------ Input for this task

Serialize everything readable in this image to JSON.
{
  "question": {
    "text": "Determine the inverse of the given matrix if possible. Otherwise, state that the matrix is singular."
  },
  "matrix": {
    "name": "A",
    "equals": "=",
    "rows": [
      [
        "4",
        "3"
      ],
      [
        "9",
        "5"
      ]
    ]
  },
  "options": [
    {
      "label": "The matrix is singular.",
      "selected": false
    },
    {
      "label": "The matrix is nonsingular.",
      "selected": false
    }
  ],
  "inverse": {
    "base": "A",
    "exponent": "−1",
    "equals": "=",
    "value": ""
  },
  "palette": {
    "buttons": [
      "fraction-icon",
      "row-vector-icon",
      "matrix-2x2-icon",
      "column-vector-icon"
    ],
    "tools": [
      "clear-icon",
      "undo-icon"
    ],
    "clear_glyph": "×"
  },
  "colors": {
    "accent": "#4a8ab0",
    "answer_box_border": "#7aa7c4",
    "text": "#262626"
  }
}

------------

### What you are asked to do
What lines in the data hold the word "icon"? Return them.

### Written solution
      "fraction-icon",
      "row-vector-icon",
      "matrix-2x2-icon",
      "column-vector-icon"
      "clear-icon",
      "undo-icon"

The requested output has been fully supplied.